I am reknitting an older design of my own - the Garter Ripple Squish blanket - that I originally designed as a smallish sized baby blanket for a friend.

For some time now, you many have noticed, I have been wittering on about the size of my leftover 4ply sock yarn mountain and fearing that my entire stash space is going to be taken over by these cute, beguiling, self-multiplying balls of handdyed yarn.

I had been looking online at a whole host of stashbusting projects but having just finished a sock yarn, mitered square blanket I was in no hurry to undertake another 4ply blanket project - especially since it took me 3 years to finish it. During which time my sock yarn leftover stash was entirely undiminished - in fact it grew considerably.

So having seen a few marled projects - especially the Bobble Marley hat by Riverknits - I had a bit of a “What If…” moment. I grabbed 3 balls from my leftovers pile and cast on for a lap sized Garter Ripple Squish.

And it was love at first sight. There’s something magical about watching each colour blend into the next. And something pleasingly thrifty about being able to use up every last yard of yarn. I just knit until one of the three yarns runs out and then add in another one. I’m using the Clasped weft join for this and will leave the ends until after I’ve blocked it - before giving them a trim.

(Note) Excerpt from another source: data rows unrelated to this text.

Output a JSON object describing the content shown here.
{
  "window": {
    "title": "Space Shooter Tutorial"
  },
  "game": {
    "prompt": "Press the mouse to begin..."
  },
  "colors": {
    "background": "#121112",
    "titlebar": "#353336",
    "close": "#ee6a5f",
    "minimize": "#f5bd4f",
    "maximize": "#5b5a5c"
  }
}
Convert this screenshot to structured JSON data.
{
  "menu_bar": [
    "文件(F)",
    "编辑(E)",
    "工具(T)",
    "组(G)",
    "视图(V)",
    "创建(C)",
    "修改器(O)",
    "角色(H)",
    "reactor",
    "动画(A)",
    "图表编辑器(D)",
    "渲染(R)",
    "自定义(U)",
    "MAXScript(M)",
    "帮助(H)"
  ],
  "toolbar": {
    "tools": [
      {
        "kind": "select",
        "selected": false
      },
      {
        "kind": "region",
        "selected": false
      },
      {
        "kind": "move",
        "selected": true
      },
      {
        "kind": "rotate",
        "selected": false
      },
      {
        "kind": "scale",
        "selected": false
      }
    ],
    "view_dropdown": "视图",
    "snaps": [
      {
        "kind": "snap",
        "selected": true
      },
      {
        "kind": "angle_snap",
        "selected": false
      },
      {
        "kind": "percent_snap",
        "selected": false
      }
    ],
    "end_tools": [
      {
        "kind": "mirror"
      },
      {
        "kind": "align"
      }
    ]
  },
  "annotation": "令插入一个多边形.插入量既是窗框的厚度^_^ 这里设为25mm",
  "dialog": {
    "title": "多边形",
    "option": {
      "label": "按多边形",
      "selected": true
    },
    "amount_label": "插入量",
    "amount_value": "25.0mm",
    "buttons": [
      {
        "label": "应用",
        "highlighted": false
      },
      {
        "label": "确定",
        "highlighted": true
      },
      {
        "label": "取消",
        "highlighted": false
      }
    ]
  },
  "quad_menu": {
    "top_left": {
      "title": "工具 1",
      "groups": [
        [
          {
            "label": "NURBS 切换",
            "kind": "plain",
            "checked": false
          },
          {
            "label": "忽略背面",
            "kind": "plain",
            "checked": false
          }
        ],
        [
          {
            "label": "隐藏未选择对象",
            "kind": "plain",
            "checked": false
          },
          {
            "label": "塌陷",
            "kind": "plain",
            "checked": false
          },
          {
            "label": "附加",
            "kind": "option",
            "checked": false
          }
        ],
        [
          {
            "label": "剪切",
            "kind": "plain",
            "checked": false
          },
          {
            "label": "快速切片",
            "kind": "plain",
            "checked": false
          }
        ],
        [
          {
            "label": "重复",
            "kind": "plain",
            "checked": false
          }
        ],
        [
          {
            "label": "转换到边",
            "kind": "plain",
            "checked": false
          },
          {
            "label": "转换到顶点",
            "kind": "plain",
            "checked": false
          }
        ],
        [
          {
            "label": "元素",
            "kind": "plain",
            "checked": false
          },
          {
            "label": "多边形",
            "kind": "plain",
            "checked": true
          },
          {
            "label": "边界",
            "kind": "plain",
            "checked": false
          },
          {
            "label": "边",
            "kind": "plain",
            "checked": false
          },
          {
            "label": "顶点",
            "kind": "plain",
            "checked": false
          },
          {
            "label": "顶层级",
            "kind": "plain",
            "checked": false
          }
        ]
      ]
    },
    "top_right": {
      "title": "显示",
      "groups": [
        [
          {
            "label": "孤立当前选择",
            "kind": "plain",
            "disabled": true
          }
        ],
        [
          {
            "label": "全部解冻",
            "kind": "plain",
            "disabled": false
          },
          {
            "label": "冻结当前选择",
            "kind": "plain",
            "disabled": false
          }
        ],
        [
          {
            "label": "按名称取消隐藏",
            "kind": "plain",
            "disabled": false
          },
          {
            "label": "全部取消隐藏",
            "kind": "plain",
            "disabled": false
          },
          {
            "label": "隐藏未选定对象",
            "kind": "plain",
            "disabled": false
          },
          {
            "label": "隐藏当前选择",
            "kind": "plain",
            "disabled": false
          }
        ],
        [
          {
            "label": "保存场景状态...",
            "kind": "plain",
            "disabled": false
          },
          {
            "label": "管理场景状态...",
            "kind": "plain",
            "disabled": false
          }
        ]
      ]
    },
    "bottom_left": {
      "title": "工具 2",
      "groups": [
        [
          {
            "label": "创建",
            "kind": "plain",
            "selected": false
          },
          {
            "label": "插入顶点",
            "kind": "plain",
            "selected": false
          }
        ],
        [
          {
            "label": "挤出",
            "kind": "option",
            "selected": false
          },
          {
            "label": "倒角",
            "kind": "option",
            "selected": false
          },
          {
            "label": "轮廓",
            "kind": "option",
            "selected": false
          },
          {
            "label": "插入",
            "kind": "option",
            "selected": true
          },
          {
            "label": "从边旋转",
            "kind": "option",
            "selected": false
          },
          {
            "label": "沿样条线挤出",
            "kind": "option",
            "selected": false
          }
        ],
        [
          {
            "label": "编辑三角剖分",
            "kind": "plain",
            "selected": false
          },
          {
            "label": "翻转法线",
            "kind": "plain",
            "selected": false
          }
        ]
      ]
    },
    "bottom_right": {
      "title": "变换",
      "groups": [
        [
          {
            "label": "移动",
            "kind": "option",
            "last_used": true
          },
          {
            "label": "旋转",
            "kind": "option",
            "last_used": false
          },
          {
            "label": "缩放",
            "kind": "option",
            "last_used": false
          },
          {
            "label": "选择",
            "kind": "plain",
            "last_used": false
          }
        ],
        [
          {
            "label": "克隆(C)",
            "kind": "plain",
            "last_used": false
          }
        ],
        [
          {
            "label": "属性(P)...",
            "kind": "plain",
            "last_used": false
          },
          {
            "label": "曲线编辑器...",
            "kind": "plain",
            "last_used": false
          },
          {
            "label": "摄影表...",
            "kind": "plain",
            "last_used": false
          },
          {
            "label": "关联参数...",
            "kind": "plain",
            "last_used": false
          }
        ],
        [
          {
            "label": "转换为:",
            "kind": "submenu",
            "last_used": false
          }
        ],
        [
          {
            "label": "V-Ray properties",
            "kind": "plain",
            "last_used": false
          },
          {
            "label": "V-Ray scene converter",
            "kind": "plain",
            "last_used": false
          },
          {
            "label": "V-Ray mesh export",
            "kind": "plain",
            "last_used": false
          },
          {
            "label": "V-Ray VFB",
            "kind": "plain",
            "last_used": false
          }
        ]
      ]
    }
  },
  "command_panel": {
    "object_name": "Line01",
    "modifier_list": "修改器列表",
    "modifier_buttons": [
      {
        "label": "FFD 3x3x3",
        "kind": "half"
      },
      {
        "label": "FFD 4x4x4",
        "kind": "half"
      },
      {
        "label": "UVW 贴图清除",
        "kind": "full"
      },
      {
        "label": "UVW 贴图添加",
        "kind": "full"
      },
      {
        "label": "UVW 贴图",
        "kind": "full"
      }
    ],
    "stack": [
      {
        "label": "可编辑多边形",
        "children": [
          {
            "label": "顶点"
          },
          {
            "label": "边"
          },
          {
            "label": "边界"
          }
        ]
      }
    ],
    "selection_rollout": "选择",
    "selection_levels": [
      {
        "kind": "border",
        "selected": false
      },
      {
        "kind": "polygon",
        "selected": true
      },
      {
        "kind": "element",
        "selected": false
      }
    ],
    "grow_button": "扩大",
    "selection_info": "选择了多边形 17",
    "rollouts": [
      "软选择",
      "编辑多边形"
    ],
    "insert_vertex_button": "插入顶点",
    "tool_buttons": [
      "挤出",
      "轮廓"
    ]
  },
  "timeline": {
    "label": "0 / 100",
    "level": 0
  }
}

It’s so addictive, and on 7mm needles it is growing at a very pleasing rate indeed. And more importantly, I can report that there is definite shrinkage in the size of the leftovers mountain. It’s still there - but I finally have the sense that I have the upper hand in this battle.